The cliff dwellings of Mesa Verde were discovered on a snowy December day in 1888, when ranchers Richard Wetherill and Charlie Mason searched Mesa Verde Canyon for stray cattle, unexpectedly stumbling upon – of all things – Cliff Palace. Over the course of the following year, the ranchers returned to discover an additional 182 cliff dwellings. 18 years later, in 1906, Mesa Verde became the first national park established exclusively for the preservation of archeological artifacts.
From earliest times, the Ancestral Puebloans found this part of the 7,000-foot Colorado Plateau to their liking, with its forested canyons and green tableland providing habitat for abundant game, timber for beams, and security from other Indian invaders. Mesa Verde was inhabited for more than 700 years (550 A.D. to 1300 A.D.), living primarily on the mesa tops for the first six centuries and living in the constructed cliff dwellings for which the park is well-known over the course of the seventh century.
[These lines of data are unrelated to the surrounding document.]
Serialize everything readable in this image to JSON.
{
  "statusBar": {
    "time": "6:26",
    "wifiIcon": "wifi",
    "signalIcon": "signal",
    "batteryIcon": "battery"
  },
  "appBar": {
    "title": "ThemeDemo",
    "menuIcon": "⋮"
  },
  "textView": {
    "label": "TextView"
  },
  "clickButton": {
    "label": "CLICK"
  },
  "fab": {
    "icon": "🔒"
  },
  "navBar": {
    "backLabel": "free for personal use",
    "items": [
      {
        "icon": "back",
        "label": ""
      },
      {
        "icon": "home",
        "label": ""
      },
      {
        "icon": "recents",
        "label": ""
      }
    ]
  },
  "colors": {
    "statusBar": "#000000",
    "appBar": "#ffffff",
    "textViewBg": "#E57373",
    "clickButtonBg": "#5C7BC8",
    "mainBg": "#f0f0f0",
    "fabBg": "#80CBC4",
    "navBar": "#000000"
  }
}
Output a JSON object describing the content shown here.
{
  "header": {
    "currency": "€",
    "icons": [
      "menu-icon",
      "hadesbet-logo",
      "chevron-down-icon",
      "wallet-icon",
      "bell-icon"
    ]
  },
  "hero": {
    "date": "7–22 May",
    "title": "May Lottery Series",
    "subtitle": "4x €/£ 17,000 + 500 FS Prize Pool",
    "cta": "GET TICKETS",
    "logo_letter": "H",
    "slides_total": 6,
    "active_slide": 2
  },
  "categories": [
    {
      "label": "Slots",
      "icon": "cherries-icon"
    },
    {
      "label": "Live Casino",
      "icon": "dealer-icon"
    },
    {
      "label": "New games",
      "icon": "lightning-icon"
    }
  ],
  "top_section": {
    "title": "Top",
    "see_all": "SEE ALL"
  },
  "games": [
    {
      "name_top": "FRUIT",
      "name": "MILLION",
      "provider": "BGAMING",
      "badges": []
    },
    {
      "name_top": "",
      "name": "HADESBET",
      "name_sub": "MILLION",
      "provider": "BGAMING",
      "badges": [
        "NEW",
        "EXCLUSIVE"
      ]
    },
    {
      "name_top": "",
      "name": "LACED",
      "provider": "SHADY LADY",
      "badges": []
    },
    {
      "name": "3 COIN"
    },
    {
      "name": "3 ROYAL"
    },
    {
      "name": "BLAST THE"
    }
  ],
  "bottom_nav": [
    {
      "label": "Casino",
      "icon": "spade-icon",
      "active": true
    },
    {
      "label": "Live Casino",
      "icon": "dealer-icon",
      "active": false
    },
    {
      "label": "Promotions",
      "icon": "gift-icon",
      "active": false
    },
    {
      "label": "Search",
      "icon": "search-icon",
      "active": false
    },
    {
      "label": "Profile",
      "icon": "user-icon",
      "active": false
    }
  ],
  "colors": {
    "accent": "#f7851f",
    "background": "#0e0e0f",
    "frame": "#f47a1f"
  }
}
Mesa Verde beautifully preserves and interprets ancient Ancestral Puebloan culture that covers the full spectrum of development, from primitive pithouses to exquisite cliff dwellings adorning the canyon walls. Ninety percent of the park’s cliff dwellings contain ten rooms or less, and 30 percent have only one or two rooms. This puts into perspective some of the more famous cliff dwellings that you’re sure to visit—Cliff Palace and Long House – each with 150 rooms, Spruce Tree House with 130 rooms, and Balcony House with 40 rooms.
The combination of twisting canyons, scenic views, and outstanding archeological remains make Mesa Verde a truly remarkable place.